§ **WHAT TO PRODUCE**: The whole listing below is to be copied exactly, with every picture left out.

§ **MATERIAL FOR THIS EXERCISE**:
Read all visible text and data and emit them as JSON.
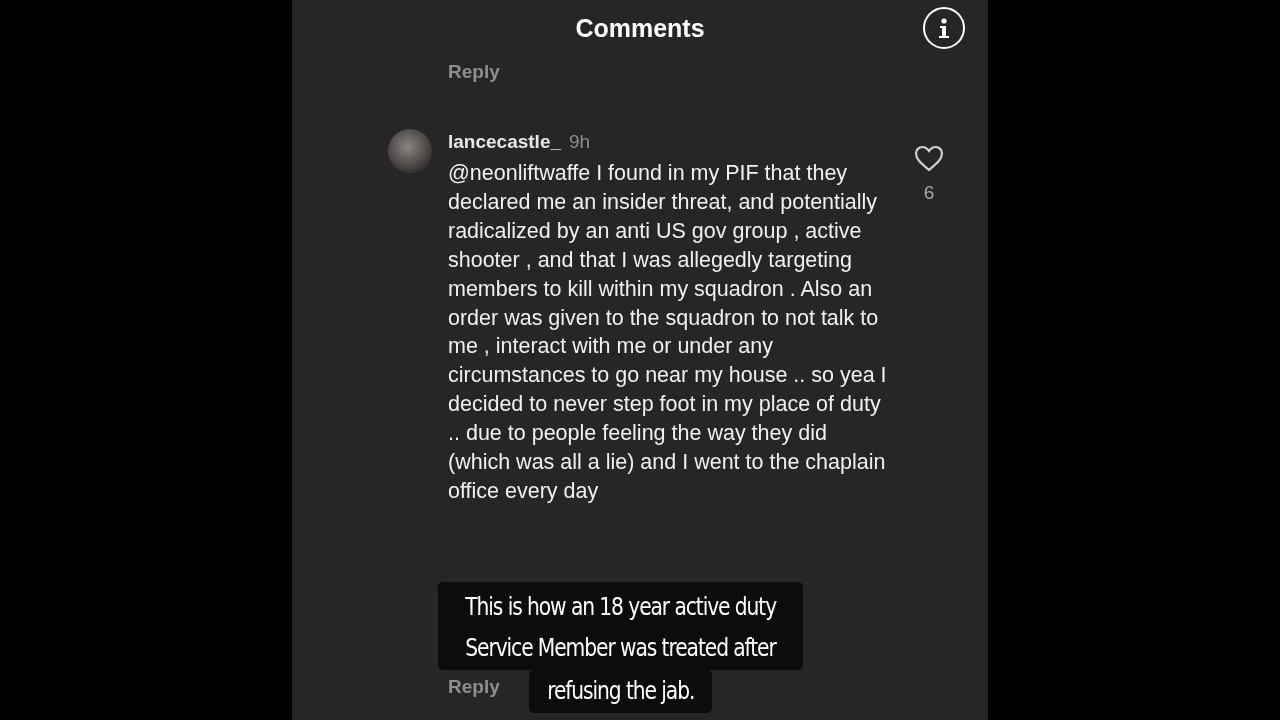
{
  "header": {
    "title": "Comments"
  },
  "previous_reply": {
    "label": "Reply"
  },
  "comment": {
    "username": "lancecastle_",
    "time": "9h",
    "text": "@neonliftwaffe I found in my PIF that they declared me an insider threat, and potentially radicalized by an anti US gov group , active shooter , and that I was allegedly targeting members to kill within my squadron . Also an order was given to the squadron to not talk to me , interact with me or under any circumstances to go near my house .. so yea I decided to never step foot in my place of duty .. due to people feeling the way they did (which was all a lie) and I went to the chaplain office every day",
    "likes": "6",
    "liked": false,
    "reply": "Reply"
  },
  "caption": {
    "lines": [
      "This is how an 18 year active duty",
      "Service Member was treated after",
      "refusing the jab."
    ]
  }
}
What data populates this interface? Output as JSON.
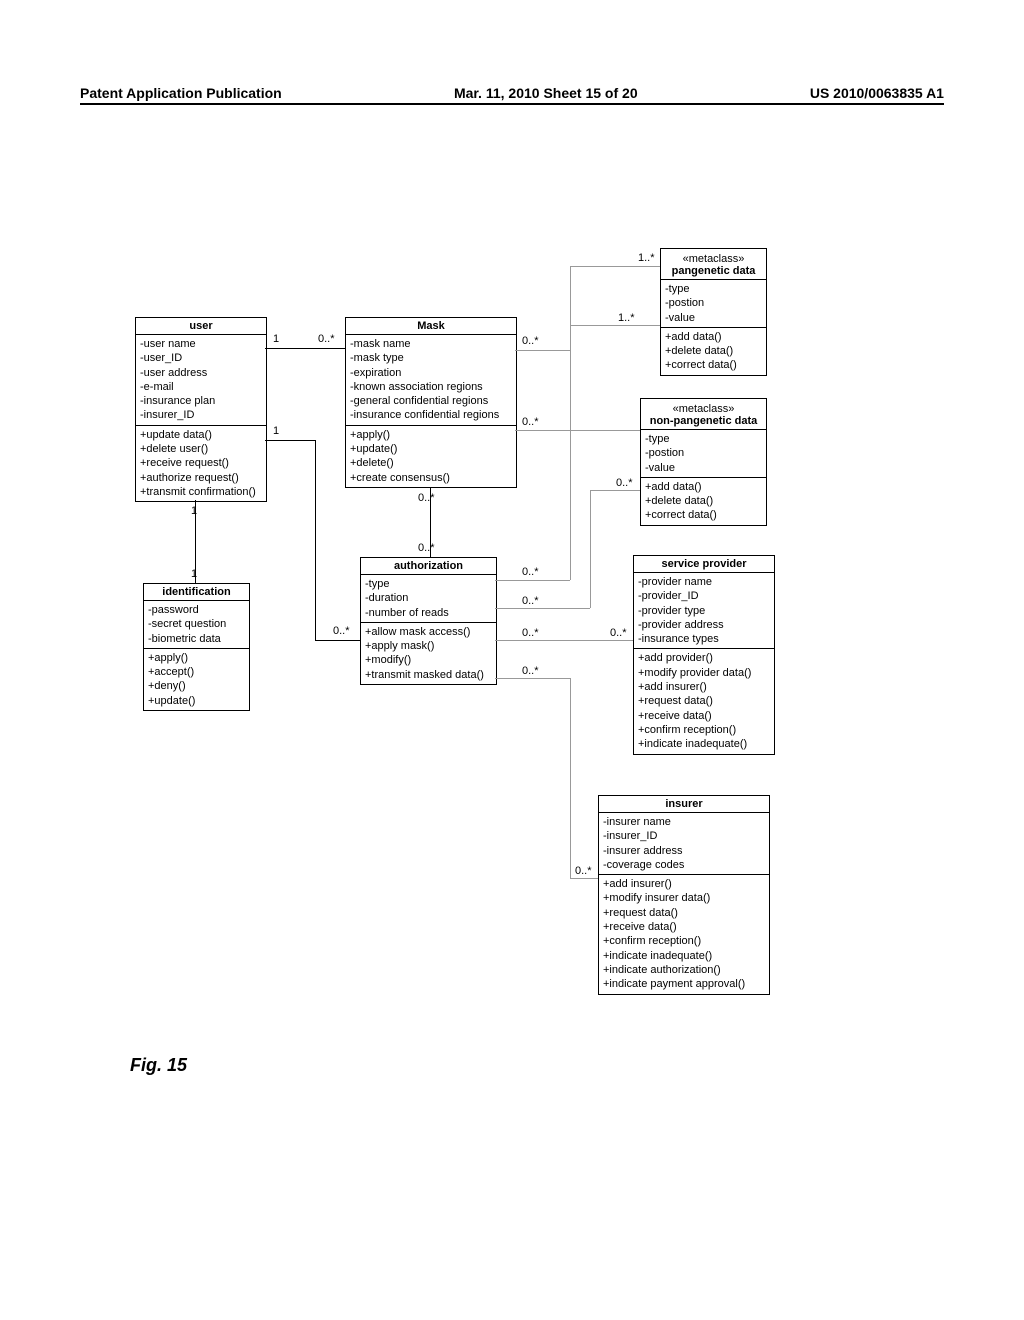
{
  "header": {
    "left": "Patent Application Publication",
    "center": "Mar. 11, 2010  Sheet 15 of 20",
    "right": "US 2010/0063835 A1"
  },
  "figure_label": "Fig. 15",
  "classes": {
    "user": {
      "title": "user",
      "attrs": [
        "-user name",
        "-user_ID",
        "-user address",
        "-e-mail",
        "-insurance plan",
        "-insurer_ID"
      ],
      "ops": [
        "+update data()",
        "+delete user()",
        "+receive request()",
        "+authorize request()",
        "+transmit confirmation()"
      ]
    },
    "mask": {
      "title": "Mask",
      "attrs": [
        "-mask name",
        "-mask type",
        "-expiration",
        "-known association regions",
        "-general confidential regions",
        "-insurance confidential regions"
      ],
      "ops": [
        "+apply()",
        "+update()",
        "+delete()",
        "+create consensus()"
      ]
    },
    "identification": {
      "title": "identification",
      "attrs": [
        "-password",
        "-secret question",
        "-biometric data"
      ],
      "ops": [
        "+apply()",
        "+accept()",
        "+deny()",
        "+update()"
      ]
    },
    "authorization": {
      "title": "authorization",
      "attrs": [
        "-type",
        "-duration",
        "-number of reads"
      ],
      "ops": [
        "+allow mask access()",
        "+apply mask()",
        "+modify()",
        "+transmit masked data()"
      ]
    },
    "pangenetic": {
      "stereo": "«metaclass»",
      "title": "pangenetic data",
      "attrs": [
        "-type",
        "-postion",
        "-value"
      ],
      "ops": [
        "+add data()",
        "+delete data()",
        "+correct data()"
      ]
    },
    "nonpangenetic": {
      "stereo": "«metaclass»",
      "title": "non-pangenetic data",
      "attrs": [
        "-type",
        "-postion",
        "-value"
      ],
      "ops": [
        "+add data()",
        "+delete data()",
        "+correct data()"
      ]
    },
    "serviceprovider": {
      "title": "service provider",
      "attrs": [
        "-provider name",
        "-provider_ID",
        "-provider type",
        "-provider address",
        "-insurance types"
      ],
      "ops": [
        "+add provider()",
        "+modify provider data()",
        "+add insurer()",
        "+request data()",
        "+receive data()",
        "+confirm reception()",
        "+indicate inadequate()"
      ]
    },
    "insurer": {
      "title": "insurer",
      "attrs": [
        "-insurer name",
        "-insurer_ID",
        "-insurer address",
        "-coverage codes"
      ],
      "ops": [
        "+add insurer()",
        "+modify insurer data()",
        "+request data()",
        "+receive data()",
        "+confirm reception()",
        "+indicate inadequate()",
        "+indicate authorization()",
        "+indicate payment approval()"
      ]
    }
  },
  "mults": {
    "user_mask_left": "1",
    "user_mask_right": "0..*",
    "user_id_top": "1",
    "user_id_bottom": "1",
    "user_auth_left": "1",
    "user_auth_right": "0..*",
    "mask_auth_top": "0..*",
    "mask_auth_bottom": "0..*",
    "mask_pan_left": "0..*",
    "mask_pan_right": "1..*",
    "mask_nonpan_left": "0..*",
    "mask_nonpan_right": "1..*",
    "auth_pan": "0..*",
    "auth_nonpan_left": "0..*",
    "auth_nonpan_right": "0..*",
    "auth_sp_left": "0..*",
    "auth_sp_right": "0..*",
    "auth_ins_left": "0..*",
    "auth_ins_right": "0..*"
  }
}
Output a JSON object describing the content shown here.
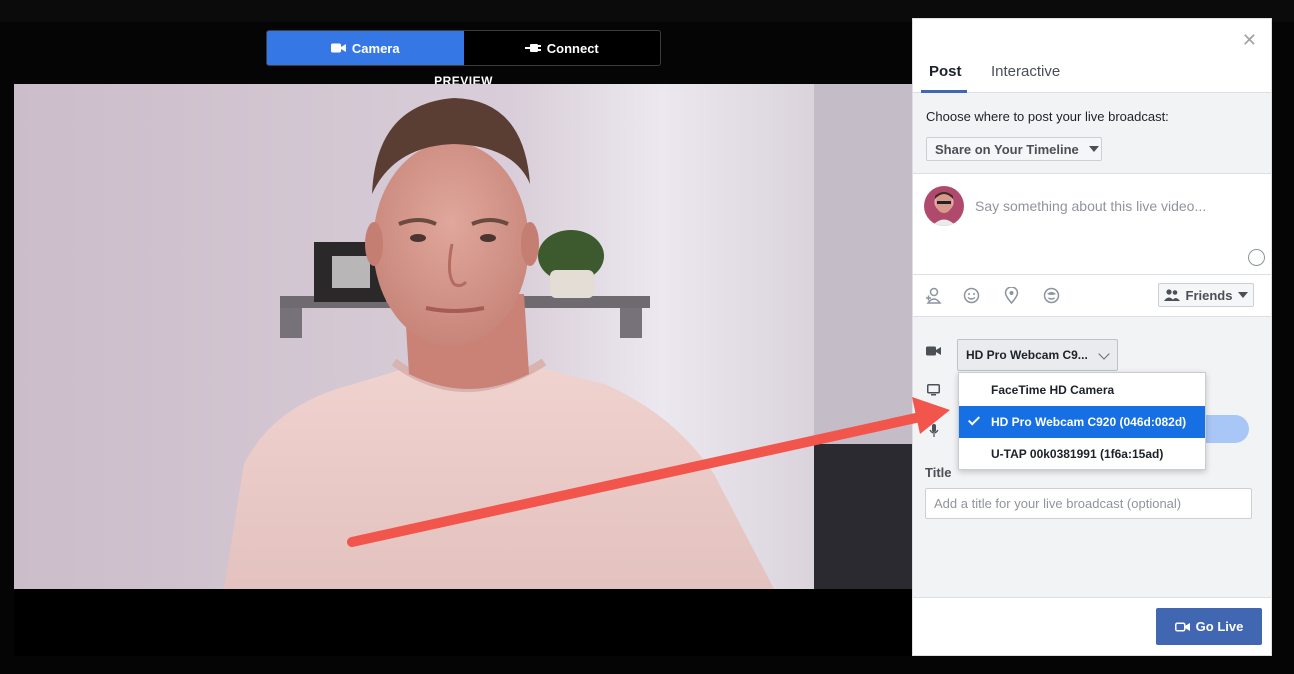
{
  "source_toggle": {
    "camera_label": "Camera",
    "connect_label": "Connect",
    "camera_icon": "video-camera-icon",
    "connect_icon": "plug-icon"
  },
  "preview_label": "PREVIEW",
  "panel": {
    "tabs": [
      {
        "label": "Post",
        "active": true
      },
      {
        "label": "Interactive",
        "active": false
      }
    ],
    "where_prompt": "Choose where to post your live broadcast:",
    "share_target": "Share on Your Timeline",
    "compose_placeholder": "Say something about this live video...",
    "audience_label": "Friends",
    "camera_select_value": "HD Pro Webcam C9...",
    "camera_options": [
      {
        "label": "FaceTime HD Camera",
        "selected": false
      },
      {
        "label": "HD Pro Webcam C920 (046d:082d)",
        "selected": true
      },
      {
        "label": "U-TAP 00k0381991 (1f6a:15ad)",
        "selected": false
      }
    ],
    "title_label": "Title",
    "title_placeholder": "Add a title for your live broadcast (optional)",
    "go_live_label": "Go Live"
  },
  "colors": {
    "accent_blue": "#3578e5",
    "fb_blue": "#4267b2",
    "dropdown_selected": "#1670e3",
    "annotation_arrow": "#f2554c"
  }
}
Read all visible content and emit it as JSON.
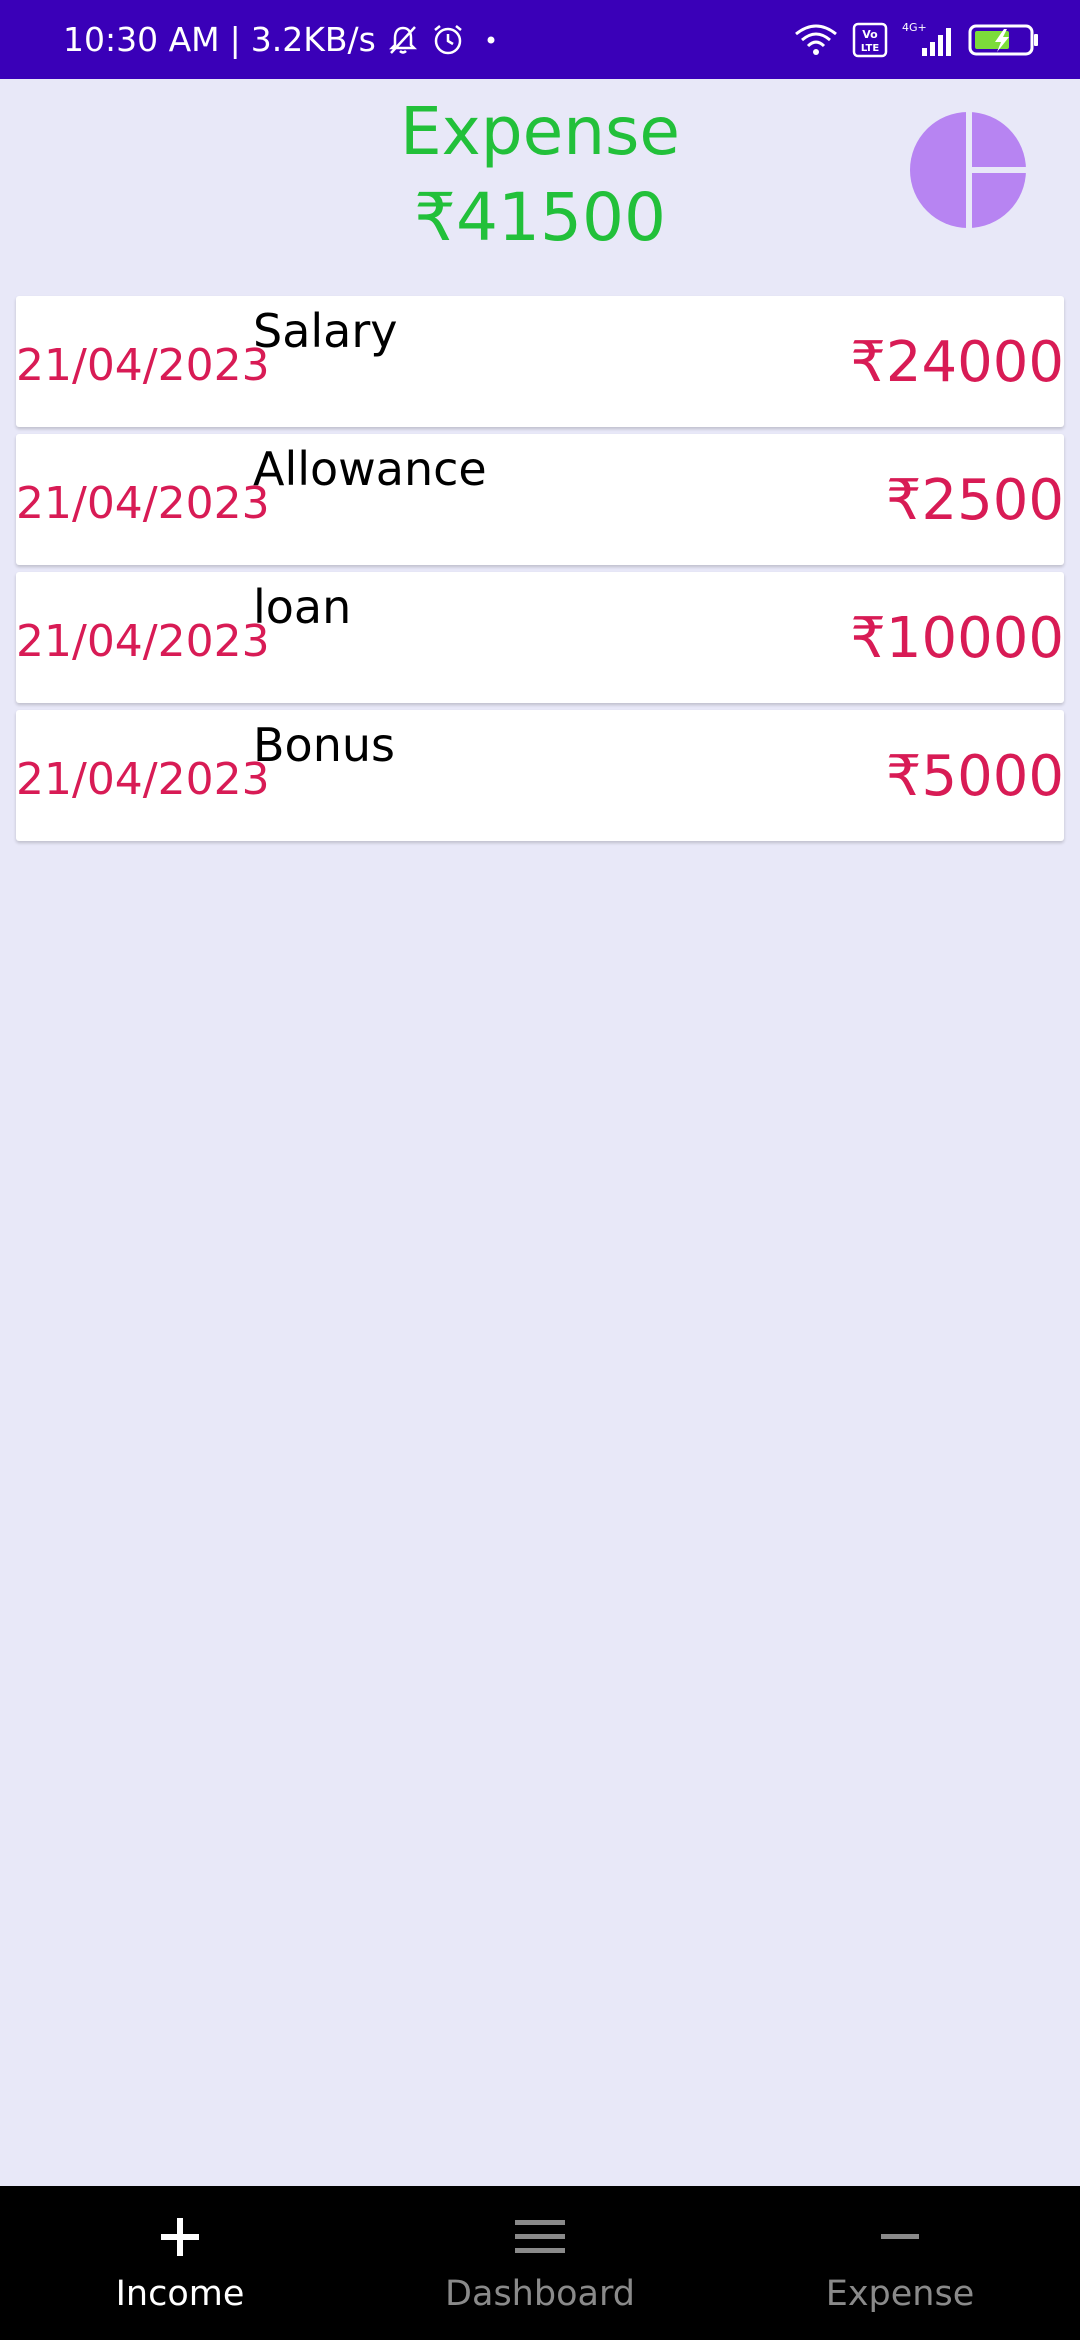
{
  "status_bar": {
    "time": "10:30 AM",
    "separator": "|",
    "network_speed": "3.2KB/s",
    "network_type": "4G+"
  },
  "header": {
    "title": "Expense",
    "total": "₹41500",
    "chart_icon": "pie-chart-icon",
    "chart_color": "#b784f2"
  },
  "transactions": [
    {
      "date": "21/04/2023",
      "name": "Salary",
      "amount": "₹24000"
    },
    {
      "date": "21/04/2023",
      "name": "Allowance",
      "amount": "₹2500"
    },
    {
      "date": "21/04/2023",
      "name": "loan",
      "amount": "₹10000"
    },
    {
      "date": "21/04/2023",
      "name": "Bonus",
      "amount": "₹5000"
    }
  ],
  "bottom_nav": {
    "items": [
      {
        "label": "Income",
        "icon": "plus-icon",
        "active": true
      },
      {
        "label": "Dashboard",
        "icon": "menu-icon",
        "active": false
      },
      {
        "label": "Expense",
        "icon": "minus-icon",
        "active": false
      }
    ]
  },
  "colors": {
    "status_bar": "#3a00b8",
    "background": "#e8e8f8",
    "header_text": "#22c03a",
    "transaction_accent": "#d81b55",
    "nav_background": "#000000"
  }
}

§ **RESULT BELOW**:
Read all visible text and data and emit them as JSON.
{
  "header": {
    "title": "Comments"
  },
  "previous_reply": {
    "label": "Reply"
  },
  "comment": {
    "username": "lancecastle_",
    "time": "9h",
    "text": "@neonliftwaffe I found in my PIF that they declared me an insider threat, and potentially radicalized by an anti US gov group , active shooter , and that I was allegedly targeting members to kill within my squadron . Also an order was given to the squadron to not talk to me , interact with me or under any circumstances to go near my house .. so yea I decided to never step foot in my place of duty .. due to people feeling the way they did (which was all a lie) and I went to the chaplain office every day",
    "likes": "6",
    "liked": false,
    "reply": "Reply"
  },
  "caption": {
    "lines": [
      "This is how an 18 year active duty",
      "Service Member was treated after",
      "refusing the jab."
    ]
  }
}
What data populates this interface? Output as JSON.
{
  "header": {
    "left": "Patent Application Publication",
    "center": "Mar. 11, 2010  Sheet 15 of 20",
    "right": "US 2010/0063835 A1"
  },
  "figure_label": "Fig. 15",
  "classes": {
    "user": {
      "title": "user",
      "attrs": [
        "-user name",
        "-user_ID",
        "-user address",
        "-e-mail",
        "-insurance plan",
        "-insurer_ID"
      ],
      "ops": [
        "+update data()",
        "+delete user()",
        "+receive request()",
        "+authorize request()",
        "+transmit confirmation()"
      ]
    },
    "mask": {
      "title": "Mask",
      "attrs": [
        "-mask name",
        "-mask type",
        "-expiration",
        "-known association regions",
        "-general confidential regions",
        "-insurance confidential regions"
      ],
      "ops": [
        "+apply()",
        "+update()",
        "+delete()",
        "+create consensus()"
      ]
    },
    "identification": {
      "title": "identification",
      "attrs": [
        "-password",
        "-secret question",
        "-biometric data"
      ],
      "ops": [
        "+apply()",
        "+accept()",
        "+deny()",
        "+update()"
      ]
    },
    "authorization": {
      "title": "authorization",
      "attrs": [
        "-type",
        "-duration",
        "-number of reads"
      ],
      "ops": [
        "+allow mask access()",
        "+apply mask()",
        "+modify()",
        "+transmit masked data()"
      ]
    },
    "pangenetic": {
      "stereo": "«metaclass»",
      "title": "pangenetic data",
      "attrs": [
        "-type",
        "-postion",
        "-value"
      ],
      "ops": [
        "+add data()",
        "+delete data()",
        "+correct data()"
      ]
    },
    "nonpangenetic": {
      "stereo": "«metaclass»",
      "title": "non-pangenetic data",
      "attrs": [
        "-type",
        "-postion",
        "-value"
      ],
      "ops": [
        "+add data()",
        "+delete data()",
        "+correct data()"
      ]
    },
    "serviceprovider": {
      "title": "service provider",
      "attrs": [
        "-provider name",
        "-provider_ID",
        "-provider type",
        "-provider address",
        "-insurance types"
      ],
      "ops": [
        "+add provider()",
        "+modify provider data()",
        "+add insurer()",
        "+request data()",
        "+receive data()",
        "+confirm reception()",
        "+indicate inadequate()"
      ]
    },
    "insurer": {
      "title": "insurer",
      "attrs": [
        "-insurer name",
        "-insurer_ID",
        "-insurer address",
        "-coverage codes"
      ],
      "ops": [
        "+add insurer()",
        "+modify insurer data()",
        "+request data()",
        "+receive data()",
        "+confirm reception()",
        "+indicate inadequate()",
        "+indicate authorization()",
        "+indicate payment approval()"
      ]
    }
  },
  "mults": {
    "user_mask_left": "1",
    "user_mask_right": "0..*",
    "user_id_top": "1",
    "user_id_bottom": "1",
    "user_auth_left": "1",
    "user_auth_right": "0..*",
    "mask_auth_top": "0..*",
    "mask_auth_bottom": "0..*",
    "mask_pan_left": "0..*",
    "mask_pan_right": "1..*",
    "mask_nonpan_left": "0..*",
    "mask_nonpan_right": "1..*",
    "auth_pan": "0..*",
    "auth_nonpan_left": "0..*",
    "auth_nonpan_right": "0..*",
    "auth_sp_left": "0..*",
    "auth_sp_right": "0..*",
    "auth_ins_left": "0..*",
    "auth_ins_right": "0..*"
  }
}
Output a JSON object describing the content shown here.
{
  "source_toggle": {
    "camera_label": "Camera",
    "connect_label": "Connect",
    "camera_icon": "video-camera-icon",
    "connect_icon": "plug-icon"
  },
  "preview_label": "PREVIEW",
  "panel": {
    "tabs": [
      {
        "label": "Post",
        "active": true
      },
      {
        "label": "Interactive",
        "active": false
      }
    ],
    "where_prompt": "Choose where to post your live broadcast:",
    "share_target": "Share on Your Timeline",
    "compose_placeholder": "Say something about this live video...",
    "audience_label": "Friends",
    "camera_select_value": "HD Pro Webcam C9...",
    "camera_options": [
      {
        "label": "FaceTime HD Camera",
        "selected": false
      },
      {
        "label": "HD Pro Webcam C920 (046d:082d)",
        "selected": true
      },
      {
        "label": "U-TAP 00k0381991 (1f6a:15ad)",
        "selected": false
      }
    ],
    "title_label": "Title",
    "title_placeholder": "Add a title for your live broadcast (optional)",
    "go_live_label": "Go Live"
  },
  "colors": {
    "accent_blue": "#3578e5",
    "fb_blue": "#4267b2",
    "dropdown_selected": "#1670e3",
    "annotation_arrow": "#f2554c"
  }
}
Read all visible content and emit it as JSON.
{
  "status_bar": {
    "time": "10:30 AM",
    "separator": "|",
    "network_speed": "3.2KB/s",
    "network_type": "4G+"
  },
  "header": {
    "title": "Expense",
    "total": "₹41500",
    "chart_icon": "pie-chart-icon",
    "chart_color": "#b784f2"
  },
  "transactions": [
    {
      "date": "21/04/2023",
      "name": "Salary",
      "amount": "₹24000"
    },
    {
      "date": "21/04/2023",
      "name": "Allowance",
      "amount": "₹2500"
    },
    {
      "date": "21/04/2023",
      "name": "loan",
      "amount": "₹10000"
    },
    {
      "date": "21/04/2023",
      "name": "Bonus",
      "amount": "₹5000"
    }
  ],
  "bottom_nav": {
    "items": [
      {
        "label": "Income",
        "icon": "plus-icon",
        "active": true
      },
      {
        "label": "Dashboard",
        "icon": "menu-icon",
        "active": false
      },
      {
        "label": "Expense",
        "icon": "minus-icon",
        "active": false
      }
    ]
  },
  "colors": {
    "status_bar": "#3a00b8",
    "background": "#e8e8f8",
    "header_text": "#22c03a",
    "transaction_accent": "#d81b55",
    "nav_background": "#000000"
  }
}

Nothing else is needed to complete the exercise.